If you're trying to decide whether to use Crystal Reports or SQL Server Reporting Services with ASP.NET, you can rest assured that there is no bad choice.
Peter moves beyond the basics of setting up a ListView to add databound controls, control headers and footers and turn on updating.
The ListView is the most powerful of the DataView controls and the hardest to work with. Here's how to minimize the pain while getting all the benefits.
Peter completes his series on integrating AJAX and a client-side control by implementing it in ASP.NET MVC. And he draws some conclusions on client-side development in ASP.NET, ASP.NET MVC, and in the world at large.
Peter Vogel abandons ASP.NET (mostly) to discuss how to better debug programs.
Microsoft and the jQuery team's announcements about the new data-driven plugins for jQuery have Peter all excited. He describes the plugins and what he's going to be doing with them in upcoming columns.
Peter returns to last week's topic to go beyond the basics of how to add controls to a page to fully integrate it into your Page's lifecycle.
There are, at least, six ways to have controls magically appear on a page at runtime.
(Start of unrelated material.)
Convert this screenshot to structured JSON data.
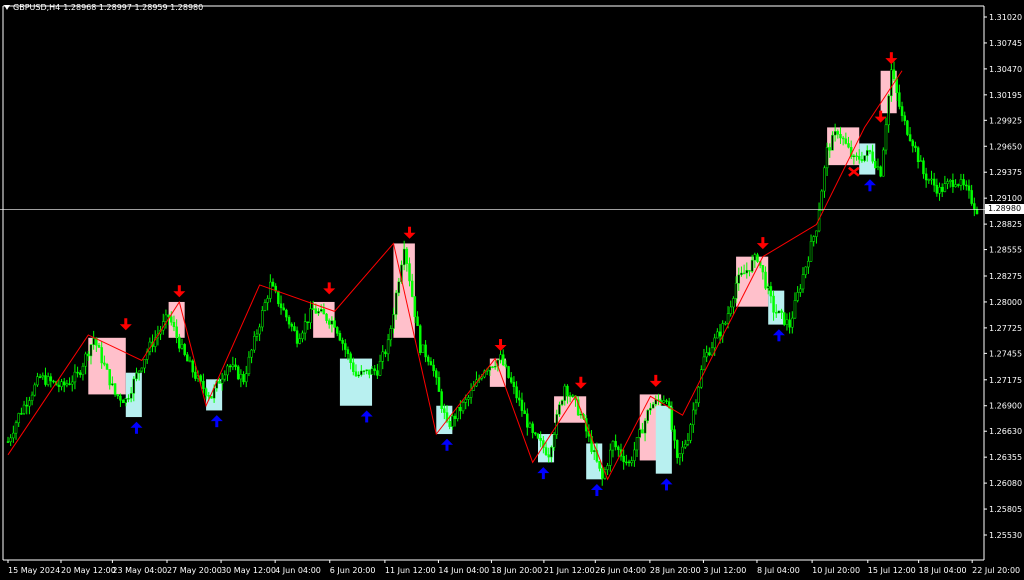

Just don't add it directly to the Page.
Microsoft has another solution for managing your Web.config file as you move your site to production. And, no matter what the name of this feature suggests, you don't have to learn XSLT to use it.
Peter Vogel raises some interesting questions that address one of the major benefits of ASP.NET MVC: Test Driven Development.
Peter Vogel wraps up his series on ASP.NET MVC, for now, by mapping some typical ASP.NET tasks to ASP.NET MVC.
Peter Vogel looks at the least important component of the ASP.NET MVC, the Model, and goes on to discuss a strategy for integrating the model, the controller and the view.